What about stablecoin steuern?
Despite being pegged to another asset - stablecoins are treated exactly the same way as other cryptocurrencies or NFTs from a tax perspective - so the taxation (or lack thereof!) all comes down to how long you've held the asset and the specific transaction, as well as how much you've earned in a year. You'll pay Income Tax on profits when you sell, swap or spend stablecoins you've owned less than a year, as well as earn an income in stablecoins. Meanwhile, you'll pay no tax at all when you sell, swap or spend stablecoins you've owned more than a year, or if you earn less than €600 in a year in capital gains (or €256 a year for additional income through staking etc.).

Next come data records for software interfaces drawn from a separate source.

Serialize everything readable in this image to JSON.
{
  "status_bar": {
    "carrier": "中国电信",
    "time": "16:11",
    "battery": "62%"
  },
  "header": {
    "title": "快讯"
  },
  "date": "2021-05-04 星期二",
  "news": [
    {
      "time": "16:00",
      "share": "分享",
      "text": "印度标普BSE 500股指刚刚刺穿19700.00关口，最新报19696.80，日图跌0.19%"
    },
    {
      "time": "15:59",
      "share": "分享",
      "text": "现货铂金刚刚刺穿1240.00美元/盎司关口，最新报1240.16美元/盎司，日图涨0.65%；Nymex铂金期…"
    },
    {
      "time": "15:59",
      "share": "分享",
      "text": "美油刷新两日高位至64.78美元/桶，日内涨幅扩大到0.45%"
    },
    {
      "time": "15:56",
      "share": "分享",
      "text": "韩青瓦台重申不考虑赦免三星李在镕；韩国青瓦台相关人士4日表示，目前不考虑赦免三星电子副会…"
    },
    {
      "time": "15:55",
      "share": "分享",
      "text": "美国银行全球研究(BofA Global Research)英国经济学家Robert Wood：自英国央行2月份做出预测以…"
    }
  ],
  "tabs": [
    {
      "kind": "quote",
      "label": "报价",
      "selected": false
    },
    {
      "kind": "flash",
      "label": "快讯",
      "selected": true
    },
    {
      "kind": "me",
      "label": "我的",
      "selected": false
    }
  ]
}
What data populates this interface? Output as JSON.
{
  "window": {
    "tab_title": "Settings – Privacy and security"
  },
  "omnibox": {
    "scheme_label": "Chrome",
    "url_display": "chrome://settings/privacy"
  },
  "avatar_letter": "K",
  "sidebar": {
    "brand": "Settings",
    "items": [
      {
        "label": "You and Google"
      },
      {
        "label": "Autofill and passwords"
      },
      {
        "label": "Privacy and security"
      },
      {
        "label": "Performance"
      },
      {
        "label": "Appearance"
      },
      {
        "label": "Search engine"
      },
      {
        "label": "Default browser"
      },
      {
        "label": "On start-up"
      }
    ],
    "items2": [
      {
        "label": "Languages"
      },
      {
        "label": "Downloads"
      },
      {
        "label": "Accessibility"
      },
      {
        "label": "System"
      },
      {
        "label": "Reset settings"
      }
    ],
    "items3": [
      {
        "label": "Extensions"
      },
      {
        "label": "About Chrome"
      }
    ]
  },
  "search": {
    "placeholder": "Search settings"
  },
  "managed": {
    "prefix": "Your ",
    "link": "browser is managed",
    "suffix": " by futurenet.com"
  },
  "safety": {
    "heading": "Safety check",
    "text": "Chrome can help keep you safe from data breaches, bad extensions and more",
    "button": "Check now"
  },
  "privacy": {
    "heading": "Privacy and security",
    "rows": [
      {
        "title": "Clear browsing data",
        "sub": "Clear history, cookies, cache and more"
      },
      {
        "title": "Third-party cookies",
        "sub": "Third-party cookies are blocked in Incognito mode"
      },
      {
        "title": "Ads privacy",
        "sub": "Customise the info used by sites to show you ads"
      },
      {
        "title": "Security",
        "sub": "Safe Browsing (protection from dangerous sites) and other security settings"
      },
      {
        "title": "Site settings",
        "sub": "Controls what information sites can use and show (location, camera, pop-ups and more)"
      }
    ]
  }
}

The information on this website is for general information only. It should not be taken as constituting professional advice from Koinly. Koinly is not a financial adviser. You should consider seeking independent legal, financial, taxation or other advice to check how the website information relates to your unique circumstances. Koinly is not liable for any loss caused, whether due to negligence or otherwise arising from the use of, or reliance on, the information provided directly or indirectly, by use of this website.